Three Russian Investors Rescue Financially Stricken Sauber F1 Team
Russian investors "have rescued the financially-stricken Sauber team with a multi-million pound deal that could also put a Russian driver in a Formula One seat next season," according to Kevin Eason of the LONDON TIMES. Sauber announced on Monday morning that three institutions "have joined as investors: the Investment Cooperation International Fund, the State Fund of Development of North-West Russian Federation and the National Institute of Aviation Technologies." The gloss on the press release was that the deal "will allow a technological partnership, as well as an opportunity to raise the profile of the Russian Grand Prix, scheduled for next year." Team Founder Peter Sauber needed an estimated £1M ($1.5M) immediately "to pay suppliers becoming increasingly restless about Sauber’s debts" while a £20M ($30M) black hole "was also looming in this year’s budget." No financial details have been given, "but it has to be assumed the new Russian backers have stumped up enough to put Sauber back on an even keel and ready to fight out the rest of the season" (LONDON TIMES, 7/15). Sauber said in a statement that the deal gives the team "a solid foundation to increase its competitiveness on a long-term basis" (London DAILY MAIL, 7/15).

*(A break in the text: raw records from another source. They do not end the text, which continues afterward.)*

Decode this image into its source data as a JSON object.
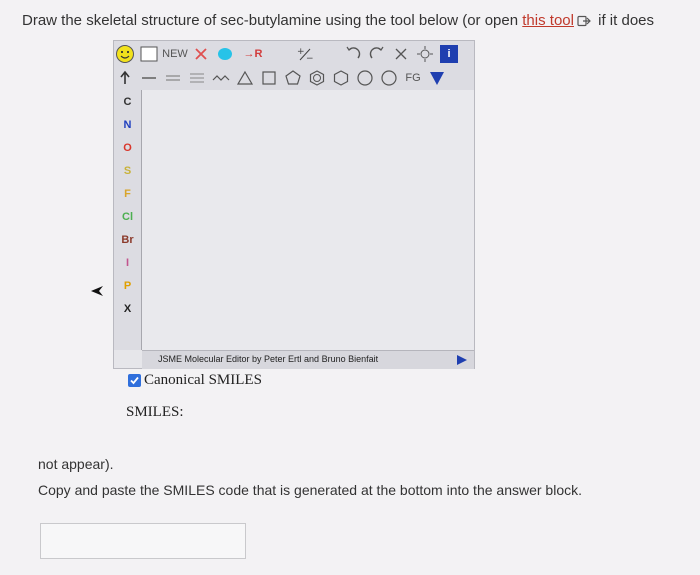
{
  "instruction": {
    "prefix": "Draw the skeletal structure of sec-butylamine using the tool below (or open ",
    "link_text": "this tool",
    "suffix": " if it does"
  },
  "editor": {
    "toolbar": {
      "new_label": "NEW",
      "r_label": "→R",
      "fg_label": "FG",
      "info_label": "i"
    },
    "atoms": [
      "C",
      "N",
      "O",
      "S",
      "F",
      "Cl",
      "Br",
      "I",
      "P",
      "X"
    ],
    "atom_colors": [
      "#333333",
      "#1f3fbf",
      "#d9362b",
      "#c8b23a",
      "#d9a52b",
      "#4caf50",
      "#8b3a2b",
      "#c2558e",
      "#e0a000",
      "#222222"
    ],
    "credit": "JSME Molecular Editor by Peter Ertl and Bruno Bienfait"
  },
  "canonical_smiles": {
    "label": "Canonical SMILES",
    "checked": true
  },
  "smiles_label": "SMILES:",
  "not_appear": "not appear).",
  "copy_instruction": "Copy and paste the SMILES code that is generated at the bottom into the answer block.",
  "answer": {
    "value": ""
  }
}
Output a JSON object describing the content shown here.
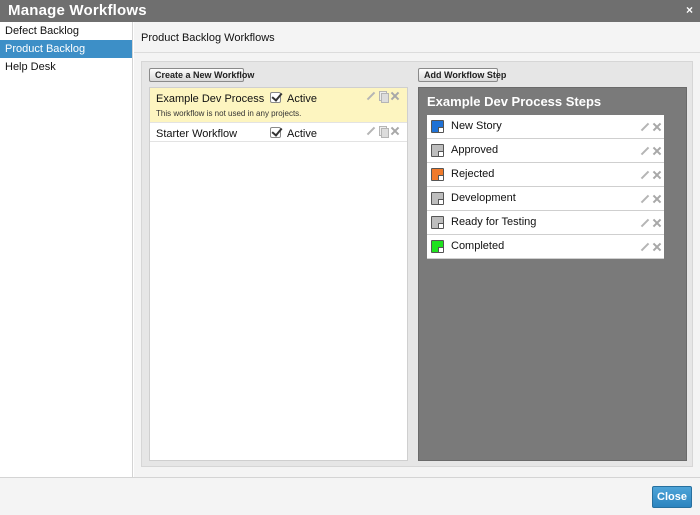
{
  "window": {
    "title": "Manage Workflows",
    "close_glyph": "×"
  },
  "sidebar": {
    "items": [
      {
        "label": "Defect Backlog",
        "selected": false
      },
      {
        "label": "Product Backlog",
        "selected": true
      },
      {
        "label": "Help Desk",
        "selected": false
      }
    ]
  },
  "main": {
    "heading": "Product Backlog Workflows",
    "create_button": "Create a New Workflow",
    "add_step_button": "Add Workflow Step"
  },
  "workflows": [
    {
      "name": "Example Dev Process",
      "active_label": "Active",
      "active": true,
      "note": "This workflow is not used in any projects.",
      "selected": true
    },
    {
      "name": "Starter Workflow",
      "active_label": "Active",
      "active": true,
      "note": "",
      "selected": false
    }
  ],
  "steps_panel": {
    "title": "Example Dev Process Steps",
    "steps": [
      {
        "label": "New Story",
        "color": "#1f72d6"
      },
      {
        "label": "Approved",
        "color": "#bdbdbd"
      },
      {
        "label": "Rejected",
        "color": "#f07a2b"
      },
      {
        "label": "Development",
        "color": "#bdbdbd"
      },
      {
        "label": "Ready for Testing",
        "color": "#bdbdbd"
      },
      {
        "label": "Completed",
        "color": "#1fe21f"
      }
    ]
  },
  "icons": {
    "edit": "pencil-icon",
    "copy": "copy-icon",
    "delete": "delete-icon"
  },
  "footer": {
    "close_button": "Close"
  }
}
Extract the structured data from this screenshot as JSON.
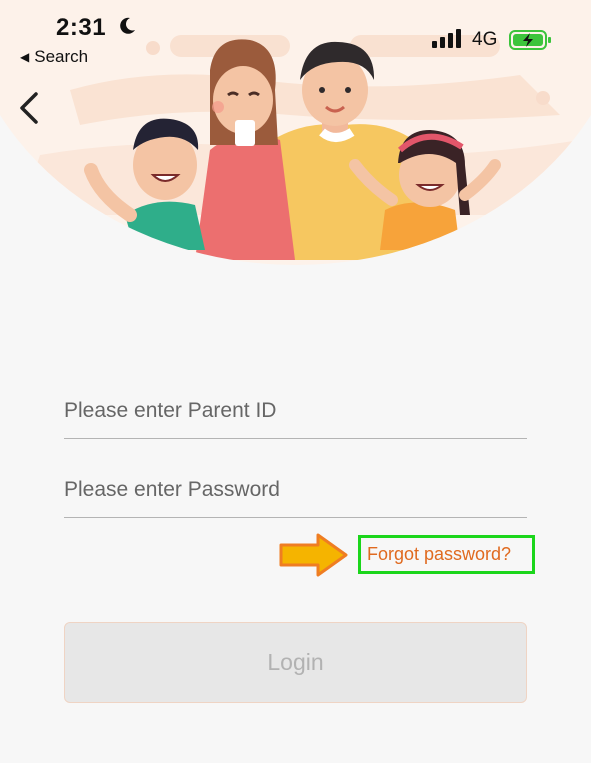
{
  "status_bar": {
    "time": "2:31",
    "back_app": "Search",
    "network": "4G"
  },
  "form": {
    "parent_id_placeholder": "Please enter Parent ID",
    "password_placeholder": "Please enter Password",
    "forgot_password_label": "Forgot password?",
    "login_label": "Login"
  },
  "icons": {
    "back": "chevron-left-icon",
    "moon": "moon-icon",
    "signal": "cellular-signal-icon",
    "battery": "battery-charging-icon",
    "annotation_arrow": "arrow-right-icon"
  },
  "colors": {
    "background": "#f7f7f7",
    "forgot_link": "#e06a1f",
    "highlight_box": "#1bd61b",
    "arrow": "#f5b400",
    "login_disabled_bg": "#e7e7e7",
    "battery": "#3cc43c"
  }
}
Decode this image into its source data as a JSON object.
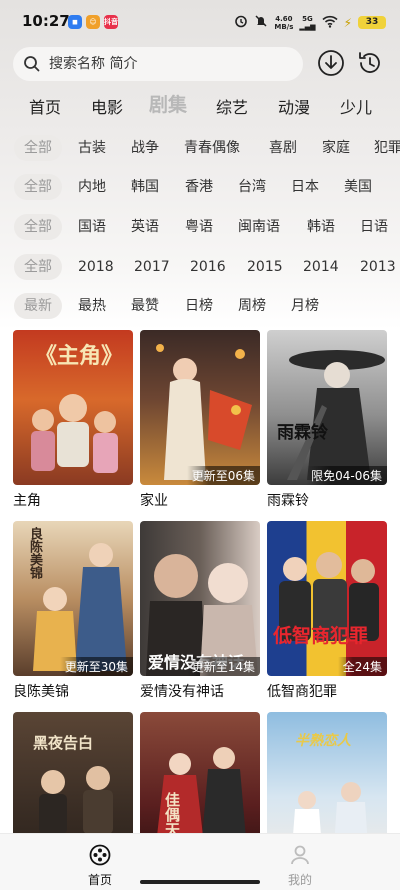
{
  "status_bar": {
    "time": "10:27",
    "net_speed_value": "4.60",
    "net_speed_unit": "MB/s",
    "network": "5G",
    "battery": "33",
    "app_badge_3": "抖音"
  },
  "search": {
    "placeholder": "搜索名称 简介"
  },
  "header_icons": {
    "download": "download-icon",
    "history": "history-icon"
  },
  "main_tabs": [
    {
      "label": "首页",
      "active": false
    },
    {
      "label": "电影",
      "active": false
    },
    {
      "label": "剧集",
      "active": true
    },
    {
      "label": "综艺",
      "active": false
    },
    {
      "label": "动漫",
      "active": false
    },
    {
      "label": "少儿",
      "active": false
    }
  ],
  "filters": {
    "genre": [
      "全部",
      "古装",
      "战争",
      "青春偶像",
      "喜剧",
      "家庭",
      "犯罪"
    ],
    "region": [
      "全部",
      "内地",
      "韩国",
      "香港",
      "台湾",
      "日本",
      "美国"
    ],
    "language": [
      "全部",
      "国语",
      "英语",
      "粤语",
      "闽南语",
      "韩语",
      "日语"
    ],
    "year": [
      "全部",
      "2018",
      "2017",
      "2016",
      "2015",
      "2014",
      "2013"
    ],
    "sort": [
      "最新",
      "最热",
      "最赞",
      "日榜",
      "周榜",
      "月榜"
    ]
  },
  "shows": [
    {
      "title": "主角",
      "tag": "",
      "poster_text": "《主角》",
      "colors": [
        "#b8371f",
        "#e0752b"
      ]
    },
    {
      "title": "家业",
      "tag": "更新至06集",
      "poster_text": "",
      "colors": [
        "#5c3a2a",
        "#c9842f"
      ]
    },
    {
      "title": "雨霖铃",
      "tag": "限免04-06集",
      "poster_text": "雨霖铃",
      "colors": [
        "#3a3a3a",
        "#a9a9a9"
      ]
    },
    {
      "title": "良陈美锦",
      "tag": "更新至30集",
      "poster_text": "良陈美锦",
      "colors": [
        "#7b5a3e",
        "#d7b98d"
      ]
    },
    {
      "title": "爱情没有神话",
      "tag": "更新至14集",
      "poster_text": "爱情没有神话",
      "colors": [
        "#4a4440",
        "#cfc3bd"
      ]
    },
    {
      "title": "低智商犯罪",
      "tag": "全24集",
      "poster_text": "低智商犯罪",
      "colors": [
        "#c8232a",
        "#f2c230"
      ]
    },
    {
      "title": "",
      "tag": "",
      "poster_text": "黑夜告白",
      "colors": [
        "#3b2e25",
        "#8a6a4a"
      ]
    },
    {
      "title": "",
      "tag": "",
      "poster_text": "佳偶天成",
      "colors": [
        "#5a1f1f",
        "#b66a5a"
      ]
    },
    {
      "title": "",
      "tag": "",
      "poster_text": "半熟恋人",
      "colors": [
        "#7fb0d8",
        "#f0e8e0"
      ]
    }
  ],
  "bottom_nav": [
    {
      "label": "首页",
      "active": true,
      "icon": "film-reel-icon"
    },
    {
      "label": "我的",
      "active": false,
      "icon": "user-icon"
    }
  ]
}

UP AND COMING: REUTERS' Alan Baldwin reported Russian teenager Sergey Sirotkin "could become Formula One's youngest ever driver next season as part of a financial lifeline keeping the Swiss Sauber team in the sport." Sauber said in a statement that a development program would be set up for Sirotkin "to prepare him as a racing driver for the team in 2014." If that plan comes to fruition -- and it depends on the granting of a super-license and him being deemed ready to take the step -- Sirotkin "would be far younger than Spaniard Jaime Alguersuari was when he made his race debut in 2009 aged 19 years and 125 days." The teenager, who turns 18 in August, "is currently competing in the Formula Renault 3.5 series" (REUTERS, 7/15). In London, Tom Cary reported the inclusion in the deal of the St. Petersburg-based State Fund of Development of Northwest Russian Federation "has led to speculation that Sochi, a Black Sea resort and the host of next year’s Winter Olympics, may not end up being the venue for the Russian GP in the long term" (TELEGRAPH, 7/15).